Barry Allen to Bruce Wayne: “Wait, what is your super power? Do you even have one?”
Bruce Wayne: “I’m rich.” (slides into gold Mercedes Batmobile)
Truer words have never been spoken, Bruce.
Justice League Easter Eggs
Ezra Miller as The Flash is the welcome, ongoing comic relief. On occasion, it’s a bit overkill, but for the most part, he’s entirely likable and laugh-out-loud funny. Ray Fisher as Cyborg is pretty great, too. For a couple of no-names in a cast of acting heavy weights, these two are a breath of fresh air, and the scenes they’re in are some of the best. Upon leaving the theater, I have found some of their scenes to be the most memorable.
If you’ll bear with me a little more, let’s transition from brownie analogies back to football.
Best play of the game: Superman comes back from the dead, first, as dubbed by The Flash “in a Pet Cemetery kind of way,” and then as his charming, supermodel meets boy-next-door, ripped, humanity-loving, cape-wearing self. Boy, was it glorious too. The whole theater clapped and whistled out loud. It was a full-on Christ-like resurrection story. Savior dies fighting evil. He needs to be reborn in order to save humanity. All-consuming cyclical power that represents life/creation/death is charged with electricity and used to bring him back to life. Mankind will no longer be subjected to the single resolution of death and destruction beyond hope. Didn’t I say (Lois said), “Hope is real.” Damn straight it is, especially with Clark Kent back in the game. Plus, you didn’t really think Superman was gone for good, did you?
Best Superman line in the whole film…
Superman (hovering in the air while holding Batman by the throat): DO YOU BLEED?
**hurls Batman aside as soon as Lois arrives on scene**
Batman (to himself groaning): Yep. Definitely bleeding somewhere.
Dad-bod Batman may have somewhat won me over, but all it takes is a shirtless scene in the cornstalks with Superman to have me rethinking my life decisions.
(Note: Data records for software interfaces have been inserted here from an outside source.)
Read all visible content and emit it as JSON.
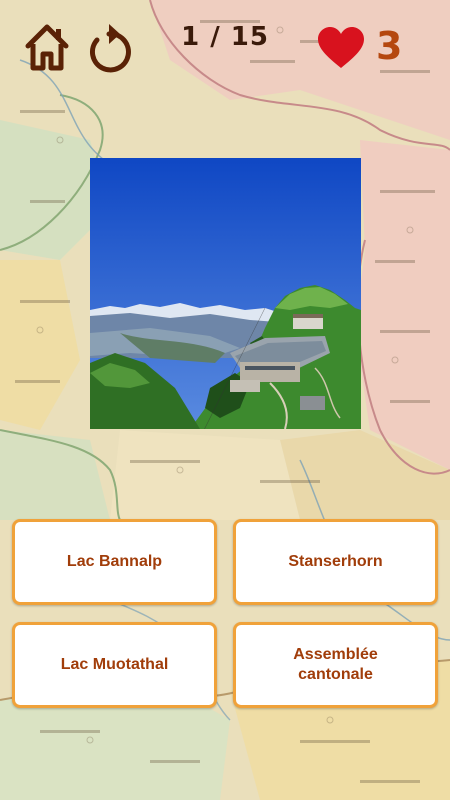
{
  "header": {
    "home_icon": "home-icon",
    "replay_icon": "replay-icon",
    "progress": "1 / 15",
    "heart_icon": "heart-icon",
    "lives": "3"
  },
  "quiz": {
    "answers": [
      {
        "label": "Lac Bannalp"
      },
      {
        "label": "Stanserhorn"
      },
      {
        "label": "Lac Muotathal"
      },
      {
        "label": "Assemblée cantonale"
      }
    ]
  },
  "colors": {
    "accent": "#b5480f",
    "answer_border": "#f0a23a",
    "answer_text": "#a13d0a",
    "heart": "#d8121e",
    "progress_text": "#3a1a0a"
  }
}
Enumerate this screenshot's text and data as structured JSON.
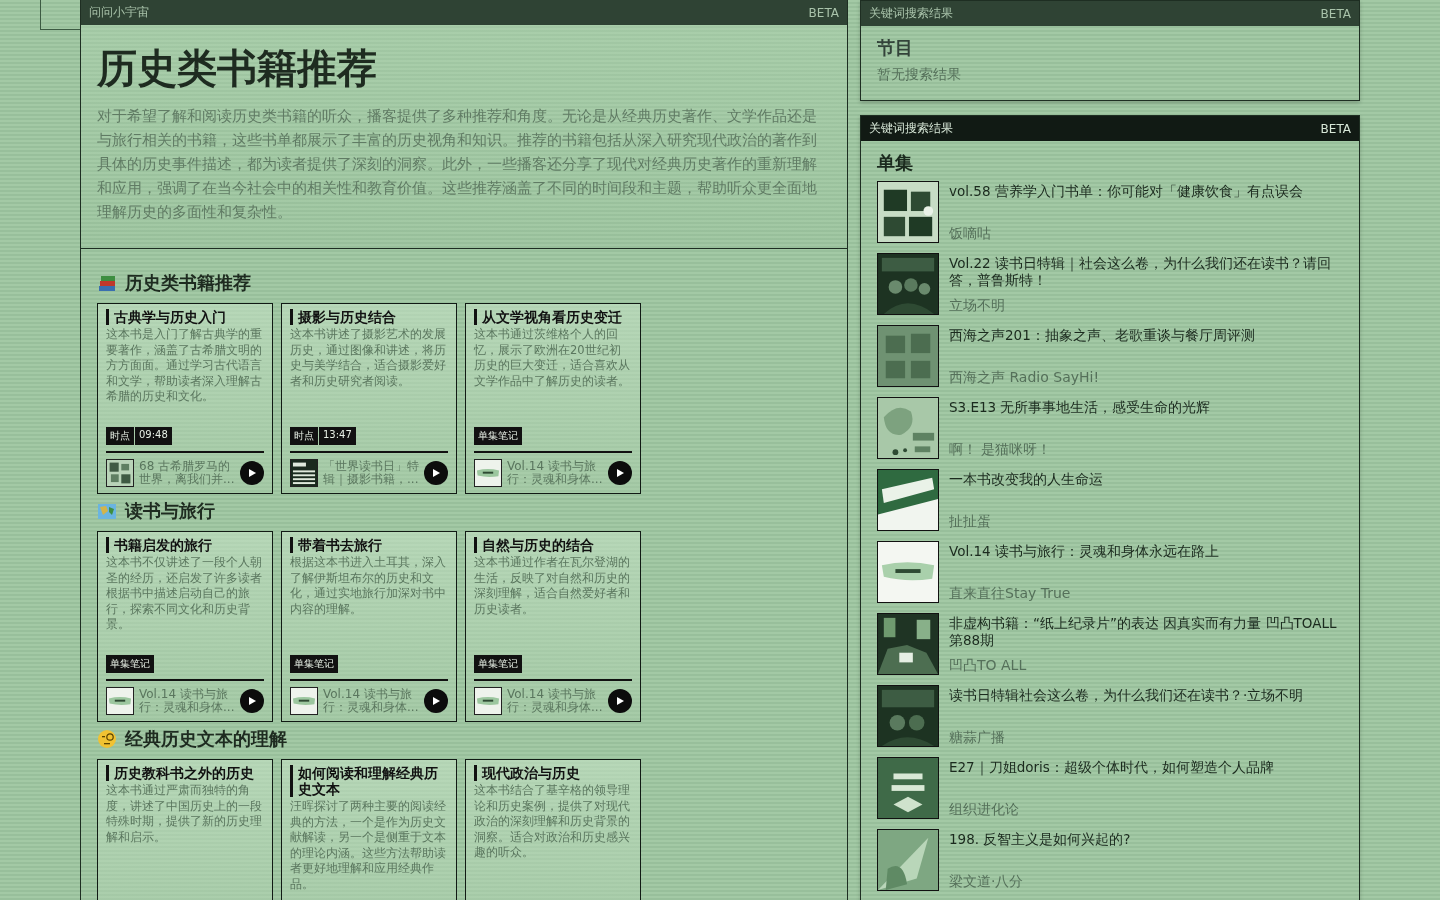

Lois Lane’s got her fingertips placed on his bare chest just above his stomach. She thought he was dead. He only sees her.
Lois: “You smell good.”
Clark: “Did I not before?”
Lois: “What did it feel like, to come back from the dead?”
Itchy? Who writes this shit?
It doesn’t matter though, because in that moment, I am her. I can feel his chest and the butterflies in mine. I can almost smell him myself through the movie theater screen. Lois, I hear you, girl, and Clark, you could smell like you hadn’t showered in days. It’s ok, honey. Like I said, this movie was made for the ladies.
Another accomplishment for Justice League is its soundtrack. As our fellow staff writer Heath Scott so perfectly stated:
“Danny Elfman scored Justice League and totally used the original 1978 Superman theme and his 1989 Batman theme, and I love it. He’s blending the music of the new themes with the old ones; however, you don’t hear as much Superman. What really stands out is the old Batman theme.”
It’s the musical genius of Elfman, the reinvention of old classics (especially Gary Clark Jr.’s version of “Come Together” during the credits), combined with the use of more modern, catchy music and lyrics that proves to successfully engage viewers of all ages, and fans who adore these timeless characters.
In case you haven’t figured out who my MVP is, I’ve saved her for last. Gal Gadot carries this film, and not because she’s a woman, but because she’s simply wonderful. From the moment we first see her she’s a beacon of strength and equality, standing tall atop the scales of justice overlooking the entire city. Her character is meant to be a message to both the other characters in the film, and to us viewers in real life. Justice is blind. Hope is love. Unity is strength. Her opening scene is saving a group of men, women and children from terrorists open-firing semi-automatic weapons at the crowd. These terrorists make claims the sinful must be rid of, and that things must go back to the ways of the dark ages where holy fear reigns. Upon deflecting every bullet and stopping an explosion, the terrorist asks, “What are you,” to which she simply replies, “I am a believer.” AMEN sister. Me too. Is her opening scene a very transparent political statement? Yep, and I’m totally ok with that. Diana/Wonder Woman fights, cares, struggles and leads by example throughout the film, and Gadot nails this to perfection. She is, in every way, the MVP of this entire cast.
While it’s easy to nitpick at technical shortcomings and cheesy lines, it’s the moments in this film that left me feeling fond of it. Is it not true that when you surround yourself with positive, hopeful people it tends to rub off? Diana/Arthur moments, Barry/Victor moments, Flash/Superman moments (stay through the credits), and Diana/Bruce moments are funny, warm and memorable. If only Justice League hadn’t been released after the successful juggernaut Thor: Ragnarok. Perhaps it still stands a chance. Here’s to hope, and hoping you enjoy it. Something tells me after the second post-credits teaser, we’ll be seeing quite a bit more of the league(s).
In case you haven’t watched the epic trailer: